No it will only make the condition worse. Just think of it like these if you got stung by a bee ant spider and you where allergic to it. With every infection put into the body. The body dies quicker. There's no cue for it. Just preventions .and trying to slow it down. All they can do is treat it . Meds and surgery . Diabetics thyroid tumors bladder disease bowel disease kidneys immune cholesterol. Ect. It attack movement lungs brain activity . Ect.
I am not a medical professional and my advice isn't worth the time taken reading it...
As a child I had a horrible allergy to all grass plants (corn, lawn grasses, crabgrass, etc). I'd break out in hives, my throat would swell shut, I had to take tons of antihistamines and wear a pollen mask from March through October. One option was to move to the desert, away from all grasses. So my parents moved to the country, to a farm, with fallow hayfields full of grass and weeds, and next to a horse farm that had thousands of bales of hay brought in on a regular basis. I was stuck inside the house, miserable...but my love for horses took me next door, where I went to work, eventually unloading hay trucks. After weeks of heavy, continuous exposure, my grass allergy gradually declined. I get a 15 minute contact dermatitis reaction if I walk through a cornfield now, but nothing worse.
I was also severely allergic to beestings, but when I was stung earlier this year in the eyelid I had hardly any reaction.
I had a bunch of less-than-lethal food allergies that kept me from eating strawberries, citrus, nuts, tomatoes...all gone.
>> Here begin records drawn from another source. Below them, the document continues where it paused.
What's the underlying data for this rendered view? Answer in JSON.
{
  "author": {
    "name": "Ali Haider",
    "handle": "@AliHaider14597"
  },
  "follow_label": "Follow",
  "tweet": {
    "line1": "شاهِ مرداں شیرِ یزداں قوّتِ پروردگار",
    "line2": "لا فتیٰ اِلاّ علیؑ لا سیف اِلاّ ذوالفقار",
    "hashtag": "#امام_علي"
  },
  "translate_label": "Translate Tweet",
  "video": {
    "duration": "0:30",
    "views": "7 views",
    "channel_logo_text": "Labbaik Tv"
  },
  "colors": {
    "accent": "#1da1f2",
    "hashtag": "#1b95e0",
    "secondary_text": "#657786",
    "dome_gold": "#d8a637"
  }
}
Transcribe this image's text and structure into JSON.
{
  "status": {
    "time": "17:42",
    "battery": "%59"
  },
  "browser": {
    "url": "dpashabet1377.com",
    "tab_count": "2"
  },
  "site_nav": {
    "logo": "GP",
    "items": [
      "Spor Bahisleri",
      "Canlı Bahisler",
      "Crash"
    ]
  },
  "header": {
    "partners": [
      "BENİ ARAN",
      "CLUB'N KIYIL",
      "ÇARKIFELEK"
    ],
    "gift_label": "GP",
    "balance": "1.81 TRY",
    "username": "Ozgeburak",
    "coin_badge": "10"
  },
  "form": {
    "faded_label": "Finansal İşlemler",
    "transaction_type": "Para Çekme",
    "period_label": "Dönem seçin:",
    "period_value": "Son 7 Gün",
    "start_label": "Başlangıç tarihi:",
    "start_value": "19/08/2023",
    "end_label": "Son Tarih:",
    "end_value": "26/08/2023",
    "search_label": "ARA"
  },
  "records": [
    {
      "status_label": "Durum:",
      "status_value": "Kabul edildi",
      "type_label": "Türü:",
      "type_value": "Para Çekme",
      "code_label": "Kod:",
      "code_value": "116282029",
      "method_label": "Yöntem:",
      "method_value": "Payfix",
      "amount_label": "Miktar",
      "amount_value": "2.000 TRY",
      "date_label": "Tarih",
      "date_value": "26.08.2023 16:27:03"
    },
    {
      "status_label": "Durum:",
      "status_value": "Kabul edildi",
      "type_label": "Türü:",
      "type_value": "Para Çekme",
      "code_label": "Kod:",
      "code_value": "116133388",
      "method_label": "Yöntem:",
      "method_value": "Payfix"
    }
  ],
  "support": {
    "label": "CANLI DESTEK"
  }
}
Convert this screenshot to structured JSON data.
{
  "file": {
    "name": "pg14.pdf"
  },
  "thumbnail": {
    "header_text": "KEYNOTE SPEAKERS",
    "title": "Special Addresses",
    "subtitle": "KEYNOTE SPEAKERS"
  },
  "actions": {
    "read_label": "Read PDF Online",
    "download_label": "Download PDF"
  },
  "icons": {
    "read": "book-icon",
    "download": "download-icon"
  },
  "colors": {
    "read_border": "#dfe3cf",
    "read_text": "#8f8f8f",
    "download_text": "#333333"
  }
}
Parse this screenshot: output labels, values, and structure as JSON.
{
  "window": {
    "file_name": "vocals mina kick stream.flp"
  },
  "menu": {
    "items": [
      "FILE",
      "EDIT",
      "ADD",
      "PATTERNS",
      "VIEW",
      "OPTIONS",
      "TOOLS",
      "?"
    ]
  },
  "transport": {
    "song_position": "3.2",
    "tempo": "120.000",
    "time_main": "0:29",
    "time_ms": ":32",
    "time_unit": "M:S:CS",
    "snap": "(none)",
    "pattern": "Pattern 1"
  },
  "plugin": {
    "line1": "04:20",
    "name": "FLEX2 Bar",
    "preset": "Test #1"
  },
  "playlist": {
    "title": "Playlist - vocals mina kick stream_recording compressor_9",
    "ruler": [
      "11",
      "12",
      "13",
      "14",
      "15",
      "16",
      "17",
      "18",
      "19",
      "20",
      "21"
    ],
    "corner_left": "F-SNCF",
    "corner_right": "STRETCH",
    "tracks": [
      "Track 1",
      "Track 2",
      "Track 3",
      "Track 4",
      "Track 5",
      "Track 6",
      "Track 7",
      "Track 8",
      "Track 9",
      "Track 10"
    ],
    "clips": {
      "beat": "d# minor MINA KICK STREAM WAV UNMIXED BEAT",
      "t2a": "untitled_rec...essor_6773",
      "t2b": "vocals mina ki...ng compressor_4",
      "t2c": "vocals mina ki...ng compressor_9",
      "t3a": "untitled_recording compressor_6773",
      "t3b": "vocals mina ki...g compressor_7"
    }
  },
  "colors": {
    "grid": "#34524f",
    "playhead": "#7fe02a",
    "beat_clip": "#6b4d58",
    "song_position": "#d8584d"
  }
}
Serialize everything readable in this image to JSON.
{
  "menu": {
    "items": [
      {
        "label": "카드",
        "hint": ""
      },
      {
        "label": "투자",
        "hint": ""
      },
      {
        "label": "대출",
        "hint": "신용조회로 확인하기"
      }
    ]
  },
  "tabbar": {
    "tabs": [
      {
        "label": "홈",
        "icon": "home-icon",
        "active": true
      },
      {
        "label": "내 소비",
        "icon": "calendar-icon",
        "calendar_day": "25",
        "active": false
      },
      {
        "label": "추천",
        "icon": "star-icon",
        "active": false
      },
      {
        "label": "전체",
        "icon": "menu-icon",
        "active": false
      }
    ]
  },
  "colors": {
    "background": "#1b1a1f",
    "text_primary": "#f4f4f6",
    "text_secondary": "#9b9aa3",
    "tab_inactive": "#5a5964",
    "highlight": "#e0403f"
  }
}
I can only say that whatever happened, avoiding the things that I was allergic to did not make me less allergic, exposure did, much like the allergy shots given (I hate needles so I avoided those!).